Consuming Kids: The Commercialization of Childhood. Directed by Adriana Barbaro and Jeremy Earp. Northampton, MA: Media Education Foundation, 2008.

Reviewed by Carrie N. Baker

Adriana Barbaro and Jeremy Earp’s documentary Consuming Kids: The Commercialization of Childhood explores how corporations create a culture of consumption and commodification through an unregulated multibillion-dollar youth marketing industry, and how this culture has negative developmental and physical effects on children. Experts include activists, youth marketers, doctors, psychologists, and academics, including Susan Linn, author of Consuming Kids: Protecting Our Children from the Onslaught of Marketing and Advertising, and sociologist Juliet Schor, author of Born to Buy: The Commercialized Child and the New Consumer Culture.1 The smart commentary is illustrated with clips of commercials, television shows, video games, and Internet sites, which contrast the slow, simple, black-and-white ads of the 1950s with the fast-paced, sophisticated, and glitzy ads of today. These images powerfully exemplify the “360 degree immersive marketing”2 environment in which children live, inundated by advertising not only on television and in print ads, but through the Internet, cell phones, iPods, and even schools and friends lured by marketing firms to act as stealth market researchers. The film chillingly describes how marketing firms use focus groups, ethnographic research, and even neurological imaging to understand children and develop marketing strategies designed to manipulate children into becoming lifelong consumers, insinuating their brands into the very fabric of children’s lives.

Experts then describe the pervasive and pernicious effects of this commercialized youth culture on the health and well-being of children, including increased rates of ADHD, depression, obesity, diabetes, and hypertension as well as decreased ability to engage in free, unstructured, creative play and possibly negative effects on brain development, particularly in young children exposed to excessive media. But perhaps most distressing are the values marketers seek to instill into children—values of self-indulgence, instant gratification, materialism, and the belief that you are what you buy. How did this happen? According to the film, in the 1980s, Congress and the Reagan administration divested the Federal Trade Commission of all authority to regulate advertising to children, and the United States stands as the only industrialized nation that does not regulate advertising to children. Consuming Kids: The Commercialization of Childhood concludes with a call for government regulation of advertising to children, countering the arguments that individual parents should bear the full responsibility of protecting children.

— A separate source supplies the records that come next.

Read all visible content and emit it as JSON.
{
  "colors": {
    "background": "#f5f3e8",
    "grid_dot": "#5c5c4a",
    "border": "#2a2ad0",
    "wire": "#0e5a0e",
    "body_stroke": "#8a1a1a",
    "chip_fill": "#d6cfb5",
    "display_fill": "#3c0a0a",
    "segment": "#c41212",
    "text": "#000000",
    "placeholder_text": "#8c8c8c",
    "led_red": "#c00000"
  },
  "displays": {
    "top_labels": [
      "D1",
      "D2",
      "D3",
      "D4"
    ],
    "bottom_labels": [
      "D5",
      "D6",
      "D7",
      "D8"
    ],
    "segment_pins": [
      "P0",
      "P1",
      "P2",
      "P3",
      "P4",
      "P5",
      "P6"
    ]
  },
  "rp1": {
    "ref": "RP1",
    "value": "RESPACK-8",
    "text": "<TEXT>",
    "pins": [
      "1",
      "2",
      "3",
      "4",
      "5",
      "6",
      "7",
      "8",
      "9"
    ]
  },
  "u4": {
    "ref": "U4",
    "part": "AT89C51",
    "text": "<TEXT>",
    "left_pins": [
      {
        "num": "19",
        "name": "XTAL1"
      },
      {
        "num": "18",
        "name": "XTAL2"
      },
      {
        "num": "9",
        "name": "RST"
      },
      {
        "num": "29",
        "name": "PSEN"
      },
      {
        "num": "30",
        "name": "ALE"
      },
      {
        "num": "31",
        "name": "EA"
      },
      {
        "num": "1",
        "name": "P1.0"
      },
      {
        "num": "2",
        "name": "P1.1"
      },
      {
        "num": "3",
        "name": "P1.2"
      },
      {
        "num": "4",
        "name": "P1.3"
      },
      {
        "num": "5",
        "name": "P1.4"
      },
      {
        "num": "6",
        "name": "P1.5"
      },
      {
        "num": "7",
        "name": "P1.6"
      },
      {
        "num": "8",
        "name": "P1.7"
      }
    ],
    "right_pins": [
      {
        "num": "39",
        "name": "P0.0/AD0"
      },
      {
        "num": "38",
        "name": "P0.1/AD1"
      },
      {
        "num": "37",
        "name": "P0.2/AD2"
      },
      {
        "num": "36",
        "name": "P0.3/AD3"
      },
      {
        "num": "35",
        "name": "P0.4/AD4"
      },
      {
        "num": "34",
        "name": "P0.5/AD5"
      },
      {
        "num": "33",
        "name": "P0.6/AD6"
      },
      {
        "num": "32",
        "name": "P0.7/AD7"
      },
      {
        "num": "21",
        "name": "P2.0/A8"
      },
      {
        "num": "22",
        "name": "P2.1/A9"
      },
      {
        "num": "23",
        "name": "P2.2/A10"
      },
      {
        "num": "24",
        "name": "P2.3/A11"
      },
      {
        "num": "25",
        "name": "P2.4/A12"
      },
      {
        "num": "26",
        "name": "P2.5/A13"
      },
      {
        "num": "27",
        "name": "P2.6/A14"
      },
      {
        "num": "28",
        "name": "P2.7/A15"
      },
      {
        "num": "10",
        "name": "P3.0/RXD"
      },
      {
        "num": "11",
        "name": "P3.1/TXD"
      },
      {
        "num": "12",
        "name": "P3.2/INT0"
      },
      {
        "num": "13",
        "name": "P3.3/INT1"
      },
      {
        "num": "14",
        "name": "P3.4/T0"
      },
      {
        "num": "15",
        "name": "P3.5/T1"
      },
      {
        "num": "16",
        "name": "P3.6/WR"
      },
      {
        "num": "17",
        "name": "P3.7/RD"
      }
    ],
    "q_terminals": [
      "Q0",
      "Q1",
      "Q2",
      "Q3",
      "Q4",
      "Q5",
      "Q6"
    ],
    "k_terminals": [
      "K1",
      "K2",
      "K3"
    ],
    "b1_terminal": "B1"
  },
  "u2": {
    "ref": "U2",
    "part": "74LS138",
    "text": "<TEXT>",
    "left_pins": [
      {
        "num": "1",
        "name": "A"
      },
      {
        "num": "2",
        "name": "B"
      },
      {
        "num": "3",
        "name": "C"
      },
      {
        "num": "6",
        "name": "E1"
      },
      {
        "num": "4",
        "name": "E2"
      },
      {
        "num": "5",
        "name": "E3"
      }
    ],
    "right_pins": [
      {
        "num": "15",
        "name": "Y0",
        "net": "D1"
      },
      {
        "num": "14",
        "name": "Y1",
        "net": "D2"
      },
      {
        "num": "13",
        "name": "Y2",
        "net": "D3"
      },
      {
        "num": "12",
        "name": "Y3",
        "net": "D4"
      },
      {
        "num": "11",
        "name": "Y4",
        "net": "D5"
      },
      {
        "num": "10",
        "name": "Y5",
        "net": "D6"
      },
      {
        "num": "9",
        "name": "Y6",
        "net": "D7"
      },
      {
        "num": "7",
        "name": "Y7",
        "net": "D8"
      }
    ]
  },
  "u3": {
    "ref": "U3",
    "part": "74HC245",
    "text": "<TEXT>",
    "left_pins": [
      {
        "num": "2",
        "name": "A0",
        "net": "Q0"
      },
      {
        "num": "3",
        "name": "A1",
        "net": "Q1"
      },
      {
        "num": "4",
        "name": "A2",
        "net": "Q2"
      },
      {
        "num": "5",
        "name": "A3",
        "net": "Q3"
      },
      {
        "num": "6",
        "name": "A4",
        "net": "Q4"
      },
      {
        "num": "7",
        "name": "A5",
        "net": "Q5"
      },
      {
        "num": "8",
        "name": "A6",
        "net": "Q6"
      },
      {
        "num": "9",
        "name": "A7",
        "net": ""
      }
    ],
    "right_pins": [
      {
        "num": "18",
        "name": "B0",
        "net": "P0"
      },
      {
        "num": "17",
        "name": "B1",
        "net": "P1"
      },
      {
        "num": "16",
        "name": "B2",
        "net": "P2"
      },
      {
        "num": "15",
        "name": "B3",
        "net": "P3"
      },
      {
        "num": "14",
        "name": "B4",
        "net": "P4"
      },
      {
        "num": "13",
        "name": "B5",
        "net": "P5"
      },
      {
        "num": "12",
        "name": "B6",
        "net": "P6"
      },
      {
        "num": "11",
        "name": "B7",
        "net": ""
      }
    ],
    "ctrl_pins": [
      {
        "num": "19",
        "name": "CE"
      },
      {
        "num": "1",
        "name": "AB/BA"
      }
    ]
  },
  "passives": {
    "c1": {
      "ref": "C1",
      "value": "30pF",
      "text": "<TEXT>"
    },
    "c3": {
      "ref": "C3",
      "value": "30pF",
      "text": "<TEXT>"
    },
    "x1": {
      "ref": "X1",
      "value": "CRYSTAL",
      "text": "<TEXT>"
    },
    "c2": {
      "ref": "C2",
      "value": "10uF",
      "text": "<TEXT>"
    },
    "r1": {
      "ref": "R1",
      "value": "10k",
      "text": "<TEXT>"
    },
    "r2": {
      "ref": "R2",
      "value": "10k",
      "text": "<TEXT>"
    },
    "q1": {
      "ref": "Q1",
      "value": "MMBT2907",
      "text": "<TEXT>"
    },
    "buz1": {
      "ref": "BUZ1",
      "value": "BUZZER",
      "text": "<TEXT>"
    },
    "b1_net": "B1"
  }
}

While only briefly mentioning how advertising is gendered (see the clip running at 40:00-43:00) and not addressing race and sexuality in commercial youth culture, Consuming Kids: The Commercialization of Childhood nevertheless would be very useful in feminist classrooms for engaging students in discussions around the deleterious effects of commercialization, consumerism, and capitalism, as well as in discussions of individual versus systemic solutions to social problems.

1 Susan Linn, Consuming Kids: Protecting our Children from the Onslaught of Marketing and Advertising (New York: Anchor, 2005); Juliet B. Schor, Born to Buy: The Commercialized Child and the New Consumer Culture (New York: Scribner, 2004).

2 Nick Russell, as quoted in the film. See p. 3 of the transcript, available at

Carrie N. Baker (, Assistant Professor of Sociology and Women’s Studies at Berry College in Mount Berry, Georgia, is author of The Women’s Movement against Sexual Harassment (New York: Cambridge University Press, 2008).